(Source: Tate Modern) Henri Matisse is a giant of modern art. This landmark show explores the final chapter in his career in which he began ‘carving into colour’ and his series of spectacular cut-outs was born. The exhibition represents a once-in-a-lifetime chance to see so many of the artist’s works in one place and discover Matisse’s final artistic triumph. In his late sixties, when ill health first prevented Matisse from painting, he began to cut into painted paper with scissors to make drafts for a number of commissions. In time, Matisse chose cut-outs over painting: he had invented a new medium. From snowflowers to dancers, circus scenes and a famous snail, the exhibition showcases a dazzling array of 120 works made between 1936 and 1954. Bold, exuberant and often large in scale, the cut-outs have an engaging simplicity coupled with incredible creative sophistication.

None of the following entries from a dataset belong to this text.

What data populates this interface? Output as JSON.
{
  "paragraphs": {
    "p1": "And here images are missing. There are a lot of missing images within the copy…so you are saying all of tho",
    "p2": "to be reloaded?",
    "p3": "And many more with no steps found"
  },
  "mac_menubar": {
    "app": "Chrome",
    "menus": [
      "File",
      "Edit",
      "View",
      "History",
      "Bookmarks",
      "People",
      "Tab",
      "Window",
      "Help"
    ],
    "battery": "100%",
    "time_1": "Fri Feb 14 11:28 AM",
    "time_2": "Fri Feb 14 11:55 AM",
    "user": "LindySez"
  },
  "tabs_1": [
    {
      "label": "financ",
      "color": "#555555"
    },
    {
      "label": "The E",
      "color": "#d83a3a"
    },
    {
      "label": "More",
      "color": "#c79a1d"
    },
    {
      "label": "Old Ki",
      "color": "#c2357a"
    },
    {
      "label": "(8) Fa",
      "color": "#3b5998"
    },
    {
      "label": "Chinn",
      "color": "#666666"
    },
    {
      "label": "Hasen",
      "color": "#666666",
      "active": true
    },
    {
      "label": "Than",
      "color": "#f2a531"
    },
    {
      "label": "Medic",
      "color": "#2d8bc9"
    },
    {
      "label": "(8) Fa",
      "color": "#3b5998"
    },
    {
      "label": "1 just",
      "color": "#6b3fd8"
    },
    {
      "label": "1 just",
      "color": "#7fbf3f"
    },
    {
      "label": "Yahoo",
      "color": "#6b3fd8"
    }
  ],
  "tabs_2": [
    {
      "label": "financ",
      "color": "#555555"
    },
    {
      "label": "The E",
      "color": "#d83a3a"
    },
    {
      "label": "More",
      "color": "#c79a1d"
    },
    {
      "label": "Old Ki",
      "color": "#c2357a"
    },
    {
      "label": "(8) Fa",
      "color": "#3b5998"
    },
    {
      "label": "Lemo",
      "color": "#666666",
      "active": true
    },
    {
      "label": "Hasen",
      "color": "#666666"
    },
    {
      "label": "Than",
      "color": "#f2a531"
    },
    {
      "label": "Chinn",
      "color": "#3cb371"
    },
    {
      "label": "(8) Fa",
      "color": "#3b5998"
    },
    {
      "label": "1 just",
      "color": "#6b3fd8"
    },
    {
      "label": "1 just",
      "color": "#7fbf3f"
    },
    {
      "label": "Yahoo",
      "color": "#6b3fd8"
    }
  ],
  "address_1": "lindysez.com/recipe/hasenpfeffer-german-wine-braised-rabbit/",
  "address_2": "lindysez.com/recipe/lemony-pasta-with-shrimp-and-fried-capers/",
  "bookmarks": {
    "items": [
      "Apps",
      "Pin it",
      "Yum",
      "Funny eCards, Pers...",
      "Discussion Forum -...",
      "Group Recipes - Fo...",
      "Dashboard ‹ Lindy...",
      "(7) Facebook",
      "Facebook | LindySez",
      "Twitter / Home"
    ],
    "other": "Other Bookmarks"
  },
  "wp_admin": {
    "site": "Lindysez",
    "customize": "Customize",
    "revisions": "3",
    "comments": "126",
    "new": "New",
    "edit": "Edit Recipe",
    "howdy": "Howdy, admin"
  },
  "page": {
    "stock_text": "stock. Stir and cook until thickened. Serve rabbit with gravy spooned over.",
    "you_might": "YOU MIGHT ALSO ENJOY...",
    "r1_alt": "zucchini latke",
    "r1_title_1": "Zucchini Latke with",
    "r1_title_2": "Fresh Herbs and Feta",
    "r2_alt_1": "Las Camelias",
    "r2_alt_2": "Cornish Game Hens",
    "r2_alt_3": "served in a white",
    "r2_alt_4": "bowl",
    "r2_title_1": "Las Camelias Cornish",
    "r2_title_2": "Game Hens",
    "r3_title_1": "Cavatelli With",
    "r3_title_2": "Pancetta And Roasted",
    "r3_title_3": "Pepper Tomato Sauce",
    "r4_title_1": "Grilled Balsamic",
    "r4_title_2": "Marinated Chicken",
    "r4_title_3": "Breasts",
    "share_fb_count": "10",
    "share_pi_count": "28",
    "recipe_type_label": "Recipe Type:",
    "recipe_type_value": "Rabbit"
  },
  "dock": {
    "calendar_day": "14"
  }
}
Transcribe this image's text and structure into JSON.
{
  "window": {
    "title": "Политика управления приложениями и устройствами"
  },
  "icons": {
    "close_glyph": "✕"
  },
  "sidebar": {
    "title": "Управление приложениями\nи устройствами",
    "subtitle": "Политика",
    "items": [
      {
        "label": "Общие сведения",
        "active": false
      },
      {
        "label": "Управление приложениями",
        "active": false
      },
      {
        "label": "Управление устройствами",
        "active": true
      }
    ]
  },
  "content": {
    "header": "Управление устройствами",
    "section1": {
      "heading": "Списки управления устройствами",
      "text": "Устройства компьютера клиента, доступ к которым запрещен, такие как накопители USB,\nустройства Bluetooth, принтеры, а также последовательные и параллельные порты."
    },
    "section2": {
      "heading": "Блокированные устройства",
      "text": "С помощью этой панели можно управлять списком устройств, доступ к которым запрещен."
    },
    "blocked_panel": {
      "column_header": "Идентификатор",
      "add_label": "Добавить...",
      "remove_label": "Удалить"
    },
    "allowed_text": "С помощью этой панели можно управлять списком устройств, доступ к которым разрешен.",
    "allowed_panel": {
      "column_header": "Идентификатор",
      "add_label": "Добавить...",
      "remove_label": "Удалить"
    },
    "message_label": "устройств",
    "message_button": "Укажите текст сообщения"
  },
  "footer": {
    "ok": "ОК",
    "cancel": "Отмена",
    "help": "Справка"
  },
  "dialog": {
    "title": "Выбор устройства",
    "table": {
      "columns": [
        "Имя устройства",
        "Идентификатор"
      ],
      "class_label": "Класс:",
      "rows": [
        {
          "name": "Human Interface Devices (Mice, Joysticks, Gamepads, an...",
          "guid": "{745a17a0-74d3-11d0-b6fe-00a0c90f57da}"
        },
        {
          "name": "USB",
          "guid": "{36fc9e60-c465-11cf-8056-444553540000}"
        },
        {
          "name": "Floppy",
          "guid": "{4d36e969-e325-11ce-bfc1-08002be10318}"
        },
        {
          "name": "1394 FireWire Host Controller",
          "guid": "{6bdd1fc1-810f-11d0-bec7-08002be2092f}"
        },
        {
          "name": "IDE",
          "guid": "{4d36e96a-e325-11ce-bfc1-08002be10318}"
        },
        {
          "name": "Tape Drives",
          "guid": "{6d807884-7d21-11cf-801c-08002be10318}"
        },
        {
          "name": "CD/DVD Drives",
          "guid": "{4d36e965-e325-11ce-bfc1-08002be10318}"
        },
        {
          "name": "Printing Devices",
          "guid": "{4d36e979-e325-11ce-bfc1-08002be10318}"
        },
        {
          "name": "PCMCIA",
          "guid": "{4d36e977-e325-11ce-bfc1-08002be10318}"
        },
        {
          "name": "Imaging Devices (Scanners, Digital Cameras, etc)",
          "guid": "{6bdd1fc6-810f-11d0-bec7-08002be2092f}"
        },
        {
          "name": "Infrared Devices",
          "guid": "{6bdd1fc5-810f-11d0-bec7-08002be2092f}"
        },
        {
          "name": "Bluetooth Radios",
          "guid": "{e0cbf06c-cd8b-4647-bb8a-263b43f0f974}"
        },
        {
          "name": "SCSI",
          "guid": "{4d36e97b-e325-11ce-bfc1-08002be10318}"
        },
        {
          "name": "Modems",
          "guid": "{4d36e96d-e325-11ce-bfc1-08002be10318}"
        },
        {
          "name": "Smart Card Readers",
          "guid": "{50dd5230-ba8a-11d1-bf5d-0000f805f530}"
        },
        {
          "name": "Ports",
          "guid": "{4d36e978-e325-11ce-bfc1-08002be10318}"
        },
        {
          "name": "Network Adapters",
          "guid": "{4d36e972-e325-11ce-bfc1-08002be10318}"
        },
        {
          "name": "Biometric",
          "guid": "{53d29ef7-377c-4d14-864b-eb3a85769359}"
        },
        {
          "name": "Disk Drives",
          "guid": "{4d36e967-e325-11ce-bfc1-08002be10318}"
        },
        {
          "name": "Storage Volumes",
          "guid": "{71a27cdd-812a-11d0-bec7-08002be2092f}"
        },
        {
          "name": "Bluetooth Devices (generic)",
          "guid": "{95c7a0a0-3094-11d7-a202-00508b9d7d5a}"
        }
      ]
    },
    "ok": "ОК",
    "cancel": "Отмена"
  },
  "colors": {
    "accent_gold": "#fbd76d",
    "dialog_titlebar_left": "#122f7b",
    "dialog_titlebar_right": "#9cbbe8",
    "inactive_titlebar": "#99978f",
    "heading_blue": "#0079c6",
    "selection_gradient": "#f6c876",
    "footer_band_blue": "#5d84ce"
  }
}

The exhibition marks an historic moment, when treasures from around the world can be seen together. Tate’s The Snail 1953 is shown alongside its sister workMemory of Oceania 1953 and Large Composition with Masks 1953 at 10 metres long. A photograph of Matisse’s studio reveals that these works were initially conceived as a unified whole, and this is the first time they will have been together since they were made. Matisse’s famous series of Blue Nudes represent the artist’s renewed interest in the figure. London is first to host, before the exhibition travels to New York at the Museum of Modern Art and after which the works return to galleries and private owners around the world.
Final Destination: Contemporary Art Platform Kuwait
Flight Dates: September 23 – May 16
A precise amalgamation between folkloric elements and handicraft, and the timeless quality of art history, give birth to composite worlds with life of their own.
50 YEARS OF PRINTMAKING | MOHAMMED OMAR KHALIL
50 Years of Printmaking in Kuwait is the second stop of this retrospective after it was first launched in Bahrain at Albareh Art Gallery. Conceived by Hayfa Aljishi – Founder of Al Bareh Gallery and curated by Abed Al Kadiri Director of Contemporary Art Platform CAP – Kuwait, exhibited work in 50 Years of Printmaking presents an alternate view of the artist’s entire career, not only as a traveler between cultures and epochs, but as re-interpreter of the meaning of visual culture in general: He attempts to re-locate sensorial experience elsewhere than with the pure colors that characterize the postmodern, hereby searching in the black, for a warmer place where his book of art and life meets the viewer. Withdrawing from the visual field, the artist is opening the possibility of entering the world with an altogether different morphology, causing apparently unrelated elements to collide into each other and emerge as distinct syntactic compositions. A precise amalgamation between folkloric elements and handicraft, and the timeless quality of art history, give birth to composite worlds with life of their own.
Mohammed Omar Khalil has been both a pioneer and role model in print-making throughout the region, and one of the most important living artists working on the format that he has as well taught in prestigious American universities, such as Columbia and the Parsons School of Design at the New School. Staying away from the minimal and abstract that shaped his generation, the artist has developed a grammar of his own, excavating surfaces of consciousness and presenting them as narrative sequences in snapshots that might be arranged differently each time we observe them. The fifty years encompassed in this exhibition are by no means a composite whole more than they are the traces and coded signals of a fertile career, nowhere finished and still on the search for new groundbreaking paths.